MP+F (with three operators) – 4.55 h/ha
MAN – 75.8 h/ha
The report states: “Comparing the worker hours saved (which included the working time of the driver), the two mechanised pruning treatments made it possible to reduce the worker time employed by 82% and 91%, respectively, for the MP+F and MP compared to MAN.”
What about the costs comparison?
Generally, the researchers reckon hand-pruning accounts for up to 75% of the yearly labour demand, and such high labour can be lowered through mechanisation by 50 to 90%, depending on the training system used and the extent of hand clean-up. The MP treatment was the most economically convenient, with a vineyard surface above 1.5ha. Mechanical pruning with manual finishing became a better strategy than manual pruning when the vineyard surface was greater than 2.9ha.
The operating cost of hand-pruning a 5ha vineyard, the report says, is €1,137 per ha. With MP+F you would save €326 per ha and with MP you would save €664/ha. For a 30ha vineyard, the savings are 61% and 80%, corresponding to €693/ha for MP+F and €908/ha for MP.
What is their conclusion?
The researchers said: “The agronomic and economic results obtained in this five-year study… confirm that mechanical pruning may be profitably applied also on grapevine varieties characterised by low basal bud fruitfulness, such as Trebbiano Romagnolo.
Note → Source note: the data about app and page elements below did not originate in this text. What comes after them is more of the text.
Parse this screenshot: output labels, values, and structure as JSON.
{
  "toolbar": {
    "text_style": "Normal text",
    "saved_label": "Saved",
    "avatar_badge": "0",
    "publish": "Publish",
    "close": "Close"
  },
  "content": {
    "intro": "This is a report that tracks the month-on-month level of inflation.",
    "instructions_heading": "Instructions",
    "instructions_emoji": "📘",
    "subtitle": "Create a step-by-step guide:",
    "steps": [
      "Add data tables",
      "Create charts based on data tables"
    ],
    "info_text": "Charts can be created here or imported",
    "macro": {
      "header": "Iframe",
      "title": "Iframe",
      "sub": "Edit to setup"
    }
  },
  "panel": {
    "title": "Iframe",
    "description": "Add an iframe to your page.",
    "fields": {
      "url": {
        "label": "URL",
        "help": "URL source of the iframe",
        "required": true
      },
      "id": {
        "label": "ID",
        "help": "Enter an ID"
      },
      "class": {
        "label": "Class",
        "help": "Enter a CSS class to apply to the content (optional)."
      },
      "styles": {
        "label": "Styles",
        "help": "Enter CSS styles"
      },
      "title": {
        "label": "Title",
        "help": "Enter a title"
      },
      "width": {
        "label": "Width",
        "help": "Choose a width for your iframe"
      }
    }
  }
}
Our data indicate that even with a dramatic increase in the node number, the yield compensation factors limited the increase of productivity to less than 15%, allowing the harvest of grapes with a similar composition as that of manual pruning… The data reported in this research indicate that also mechanical pruning without any manual follow-up is feasible on Trebbiano Romagnolo and that the vine performances are very similar to those of the vines subjected to a light manual follow-up. Moreover, our results demonstrated that economic sustainability might also be achieved in vineyards of about three hectares.”